On April 20, 2023, Judge O’Connor deferred ruling on the request for a stay on the nationwide injunction. The Court ordered Defendants — as soon as practical — to (1) address their commitment to the assertions that more than 150 million Americans’ preventive care services coverage will be disrupted; and (2) explain what evidence they have that insureds will lose their coverage. The Court will consider this information when evaluating the merits of Defendants’ request for emergency relief and exercising its discretion to impose a stay, pending the DOJ’s appeal.

Implications for Health Plans and Employers

Given the appeal process that is underway, employers and health plans are generally encouraged to wait to make any changes to plan coverage for preventative services, at least until the Court issues its ruling with respect to the DOJ’s request for a stay, if not also until a decision on the Fifth Circuit appeal is issued.

In response to the Braidwood decision, the Departments of Labor, Treasury, and HHS have issued initial guidance on how the ruling affects requirements to cover preventive services without cost-sharing under the ACA. In part, health plans and health insurers must:

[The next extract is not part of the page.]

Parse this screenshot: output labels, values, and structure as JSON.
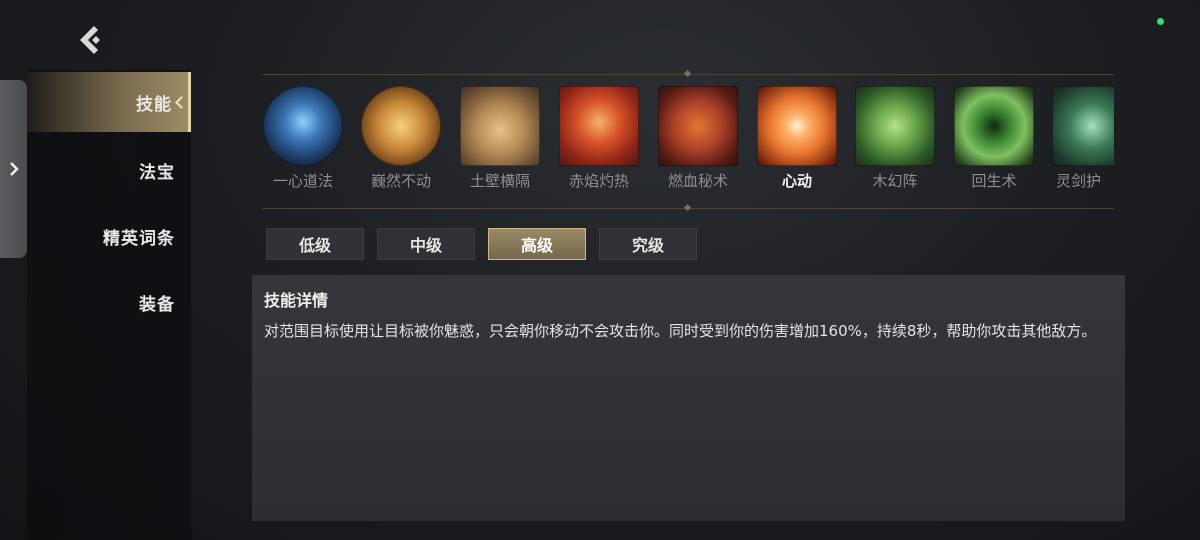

  • Continue to cover, without cost-sharing, items and services recommended with an “A” or “B” rating by the USPSTF before March 23, 2010;
  • Continue to cover other services under PHS Act– for example, immunizations recommended by the ACIP, as well as contraceptive services, breastfeeding services and supplies, cervical cancer screening, and pediatric preventive care recommended by HRSA – without cost-sharing, since the Braidwood decision did not enjoin enforcement of those provisions of PHS Act Section 2713 or the respective implementing regulations and guidance;
  • Continue to comply with any applicable state laws regarding coverage of preventative care services without cost-sharing; and
  • Comply with any additional applicable notice requirements if they change terms of coverage of participants, beneficiaries and enrollees.

Additional guidance is anticipated in the future.

If you have questions about the impact of the Braidwood decision for your organization, the Healthcare Team at Sheppard Mullin is available to assist.